IDEAS home Printed from
   My bibliography  Save this paper

The role of mobile ICT in repair worker communities of practice


  • Ivory, Chris
  • Casey, Rebecca
  • Watson, Kayleigh


The article addresses the lack of focus, in the literature on work and communications technology, on the role played by communities of practice (CoPs) in mediating the impacts of technology change on work. It is argued that the particular characteristics of CoPs, the fact that they are regarded as an end in themselves by community members, make them a key part of the technology-organisation dialectic.

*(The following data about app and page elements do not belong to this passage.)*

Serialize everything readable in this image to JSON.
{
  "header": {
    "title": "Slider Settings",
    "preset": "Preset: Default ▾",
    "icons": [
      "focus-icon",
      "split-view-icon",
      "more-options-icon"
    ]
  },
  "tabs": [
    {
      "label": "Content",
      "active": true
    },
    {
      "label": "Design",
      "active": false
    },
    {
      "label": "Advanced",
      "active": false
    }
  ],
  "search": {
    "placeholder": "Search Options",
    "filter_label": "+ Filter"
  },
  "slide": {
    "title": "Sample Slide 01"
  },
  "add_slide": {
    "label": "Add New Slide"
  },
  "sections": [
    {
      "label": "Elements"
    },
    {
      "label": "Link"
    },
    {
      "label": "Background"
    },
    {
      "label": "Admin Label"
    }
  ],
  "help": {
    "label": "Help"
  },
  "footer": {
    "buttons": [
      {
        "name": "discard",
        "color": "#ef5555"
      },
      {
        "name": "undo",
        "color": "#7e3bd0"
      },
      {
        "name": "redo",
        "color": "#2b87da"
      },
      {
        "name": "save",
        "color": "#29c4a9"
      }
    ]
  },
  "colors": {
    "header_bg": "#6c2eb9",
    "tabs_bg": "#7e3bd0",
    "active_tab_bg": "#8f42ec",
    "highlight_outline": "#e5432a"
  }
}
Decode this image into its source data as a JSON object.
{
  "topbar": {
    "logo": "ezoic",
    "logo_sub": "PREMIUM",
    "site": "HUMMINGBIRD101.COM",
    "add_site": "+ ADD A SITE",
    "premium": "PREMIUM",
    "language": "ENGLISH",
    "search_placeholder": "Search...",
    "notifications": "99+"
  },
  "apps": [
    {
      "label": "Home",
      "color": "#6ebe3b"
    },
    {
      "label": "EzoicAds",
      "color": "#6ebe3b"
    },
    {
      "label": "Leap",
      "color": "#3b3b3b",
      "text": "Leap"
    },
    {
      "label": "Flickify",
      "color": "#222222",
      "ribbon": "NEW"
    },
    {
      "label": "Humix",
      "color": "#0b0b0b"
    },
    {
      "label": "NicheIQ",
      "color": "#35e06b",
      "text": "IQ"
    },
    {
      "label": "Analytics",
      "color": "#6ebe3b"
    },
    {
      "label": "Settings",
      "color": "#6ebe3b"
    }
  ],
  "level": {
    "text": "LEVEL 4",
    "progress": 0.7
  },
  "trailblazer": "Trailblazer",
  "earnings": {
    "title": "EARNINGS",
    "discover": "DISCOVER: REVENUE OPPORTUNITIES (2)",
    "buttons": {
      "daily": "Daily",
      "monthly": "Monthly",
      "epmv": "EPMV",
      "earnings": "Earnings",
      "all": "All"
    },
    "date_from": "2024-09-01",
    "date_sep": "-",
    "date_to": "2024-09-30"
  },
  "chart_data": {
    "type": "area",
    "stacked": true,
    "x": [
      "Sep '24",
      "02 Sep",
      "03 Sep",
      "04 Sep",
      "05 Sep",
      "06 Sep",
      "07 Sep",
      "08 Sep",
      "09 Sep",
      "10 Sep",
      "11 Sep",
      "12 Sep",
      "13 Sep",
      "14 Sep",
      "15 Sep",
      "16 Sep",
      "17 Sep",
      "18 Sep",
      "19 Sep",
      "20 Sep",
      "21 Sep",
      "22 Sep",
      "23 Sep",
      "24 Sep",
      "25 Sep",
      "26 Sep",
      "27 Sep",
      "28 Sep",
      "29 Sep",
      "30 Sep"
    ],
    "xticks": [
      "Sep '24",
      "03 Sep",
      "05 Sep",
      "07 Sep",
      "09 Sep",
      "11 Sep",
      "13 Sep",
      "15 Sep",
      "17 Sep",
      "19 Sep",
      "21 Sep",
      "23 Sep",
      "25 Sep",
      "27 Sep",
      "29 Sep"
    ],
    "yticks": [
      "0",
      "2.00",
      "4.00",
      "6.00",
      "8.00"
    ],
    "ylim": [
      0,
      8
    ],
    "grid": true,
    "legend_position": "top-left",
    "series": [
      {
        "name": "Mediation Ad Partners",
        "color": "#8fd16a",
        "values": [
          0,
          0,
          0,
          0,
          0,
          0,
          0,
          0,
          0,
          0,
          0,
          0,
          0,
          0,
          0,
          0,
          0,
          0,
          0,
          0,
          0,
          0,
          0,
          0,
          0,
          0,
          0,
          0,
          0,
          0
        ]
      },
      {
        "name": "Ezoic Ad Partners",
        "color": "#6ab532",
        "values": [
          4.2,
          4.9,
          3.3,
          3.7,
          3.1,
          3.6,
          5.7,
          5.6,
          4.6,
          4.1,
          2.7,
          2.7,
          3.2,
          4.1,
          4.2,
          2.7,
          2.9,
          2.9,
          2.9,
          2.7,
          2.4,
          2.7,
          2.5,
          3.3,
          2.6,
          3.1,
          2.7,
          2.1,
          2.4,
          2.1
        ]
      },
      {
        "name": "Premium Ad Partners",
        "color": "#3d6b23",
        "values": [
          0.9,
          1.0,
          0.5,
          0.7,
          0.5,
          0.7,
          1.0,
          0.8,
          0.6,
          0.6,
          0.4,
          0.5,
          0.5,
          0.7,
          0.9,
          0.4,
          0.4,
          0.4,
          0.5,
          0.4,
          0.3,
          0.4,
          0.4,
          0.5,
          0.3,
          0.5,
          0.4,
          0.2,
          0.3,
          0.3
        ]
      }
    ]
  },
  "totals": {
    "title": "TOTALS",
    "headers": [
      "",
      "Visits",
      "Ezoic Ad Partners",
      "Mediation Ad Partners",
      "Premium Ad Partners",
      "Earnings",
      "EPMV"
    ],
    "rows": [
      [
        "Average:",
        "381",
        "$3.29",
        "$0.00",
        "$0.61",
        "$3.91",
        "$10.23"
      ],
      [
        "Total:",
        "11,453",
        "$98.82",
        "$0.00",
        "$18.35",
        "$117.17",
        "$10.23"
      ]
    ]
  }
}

By examining the role played by CoPs, it is possible to gain a better understanding of the relationship between work and technology - in particular the unintended consequences of technology change for work and, indeed, for CoPs themselves.

Suggested Citation

  • Ivory, Chris & Casey, Rebecca & Watson, Kayleigh, 2016. "The role of mobile ICT in repair worker communities of practice," 27th European Regional ITS Conference, Cambridge (UK) 2016 148676, International Telecommunications Society (ITS).
  • Handle: RePEc:zbw:itse16:148676

    Download full text from publisher

    File URL:
    Download Restriction: no

    References listed on IDEAS

    1. Peter Sandiford & Diane Seymour, 2007. "The concept of occupational community revisited: analytical and managerial implications in face-to-face service occupations," Work, Employment & Society, British Sociological Association, vol. 21(2), pages 209-226, June.
    2. John Seely Brown & Paul Duguid, 2001. "Knowledge and Organization: A Social-Practice Perspective," Organization Science, INFORMS, vol. 12(2), pages 198-213, April.
    3. Irena Grugulis & Dimitrinka Stoyanova, 2011. "The missing middle: communities of practice in a freelance labour market," Work, Employment & Society, British Sociological Association, vol. 25(2), pages 342-351, June.
    4. Tim Dant, 2010. "The Work of Repair: Gesture, Emotion and Sensual Knowledge," Sociological Research Online, Sociological Research Online, vol. 15(3), pages 1-7.
    5. Joanne Roberts, 2006. "Limits to Communities of Practice," Journal of Management Studies, Wiley Blackwell, vol. 43(3), pages 623-639, May.
    6. Amin, Ash & Roberts, Joanne, 2008. "Knowing in action: Beyond communities of practice," Research Policy, Elsevier, vol. 37(2), pages 353-369, March.
    7. John Seely Brown & Paul Duguid, 1991. "Organizational Learning and Communities-of-Practice: Toward a Unified View of Working, Learning, and Innovation," Organization Science, INFORMS, vol. 2(1), pages 40-57, February.
    Full references (including those not matched with items on IDEAS)

    More about this item


    Communications; Technology; Change; Communities of Practice; Repair Workers;

    NEP fields

    This paper has been announced in the following NEP Reports:


    Access and download statistics


    All material on this site has been provided by the respective publishers and authors. You can help correct errors and omissions. When requesting a correction, please mention this item's handle: RePEc:zbw:itse16:148676. See general information about how to correct material in RePEc.

    For technical questions regarding this item, or to correct its authors, title, abstract, bibliographic or download information, contact: (ZBW - Leibniz Information Centre for Economics). General contact details of provider: .

    If you have authored this item and are not yet registered with RePEc, we encourage you to do it here. This allows to link your profile to this item. It also allows you to accept potential citations to this item that we are uncertain about.

    If CitEc recognized a reference but did not link an item in RePEc to it, you can help with this form .

    If you know of missing items citing this one, you can help us creating those links by adding the relevant references in the same way as above, for each refering item. If you are a registered author of this item, you may also want to check the "citations" tab in your RePEc Author Service profile, as there may be some citations waiting for confirmation.

    Please note that corrections may take a couple of weeks to filter through the various RePEc services.

    IDEAS is a RePEc service hosted by the Research Division of the Federal Reserve Bank of St. Louis . RePEc uses bibliographic data supplied by the respective publishers.